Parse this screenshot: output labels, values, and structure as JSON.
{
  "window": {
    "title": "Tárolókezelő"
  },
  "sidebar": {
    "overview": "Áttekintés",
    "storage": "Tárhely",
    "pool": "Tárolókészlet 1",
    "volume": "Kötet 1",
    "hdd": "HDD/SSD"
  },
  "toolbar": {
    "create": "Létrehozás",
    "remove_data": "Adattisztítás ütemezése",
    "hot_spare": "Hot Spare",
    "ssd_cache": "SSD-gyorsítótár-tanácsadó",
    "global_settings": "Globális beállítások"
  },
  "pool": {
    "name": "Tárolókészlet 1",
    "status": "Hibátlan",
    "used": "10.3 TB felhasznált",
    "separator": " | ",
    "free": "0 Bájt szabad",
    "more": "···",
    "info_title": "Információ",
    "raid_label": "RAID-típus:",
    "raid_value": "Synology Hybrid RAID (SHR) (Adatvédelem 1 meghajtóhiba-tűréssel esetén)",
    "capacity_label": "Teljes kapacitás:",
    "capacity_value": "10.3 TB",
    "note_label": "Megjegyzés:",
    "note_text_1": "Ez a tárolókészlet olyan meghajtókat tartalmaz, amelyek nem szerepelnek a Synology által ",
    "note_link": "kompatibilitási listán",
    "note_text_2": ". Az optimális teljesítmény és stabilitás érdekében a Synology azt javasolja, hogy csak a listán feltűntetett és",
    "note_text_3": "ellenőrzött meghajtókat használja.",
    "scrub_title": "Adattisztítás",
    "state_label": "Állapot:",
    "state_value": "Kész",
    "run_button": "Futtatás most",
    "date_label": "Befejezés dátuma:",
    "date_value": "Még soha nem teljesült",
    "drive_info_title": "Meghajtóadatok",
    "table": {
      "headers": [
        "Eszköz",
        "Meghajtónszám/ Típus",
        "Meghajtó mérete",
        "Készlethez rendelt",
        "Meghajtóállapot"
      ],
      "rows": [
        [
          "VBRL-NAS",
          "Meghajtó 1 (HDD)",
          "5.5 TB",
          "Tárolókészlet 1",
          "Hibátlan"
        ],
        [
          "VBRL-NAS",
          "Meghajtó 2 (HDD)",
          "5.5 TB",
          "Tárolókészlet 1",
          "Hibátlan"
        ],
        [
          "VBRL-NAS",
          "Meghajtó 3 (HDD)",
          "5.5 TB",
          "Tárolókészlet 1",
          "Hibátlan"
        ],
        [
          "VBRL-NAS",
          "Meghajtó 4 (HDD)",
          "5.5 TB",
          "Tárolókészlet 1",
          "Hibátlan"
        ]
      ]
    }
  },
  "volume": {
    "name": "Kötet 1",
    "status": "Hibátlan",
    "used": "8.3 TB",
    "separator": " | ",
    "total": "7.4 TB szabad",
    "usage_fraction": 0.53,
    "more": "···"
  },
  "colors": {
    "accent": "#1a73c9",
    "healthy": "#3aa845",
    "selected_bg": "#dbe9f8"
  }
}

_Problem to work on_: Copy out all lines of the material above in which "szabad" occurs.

_Problem solution_:
    "free": "0 Bájt szabad",
    "total": "7.4 TB szabad",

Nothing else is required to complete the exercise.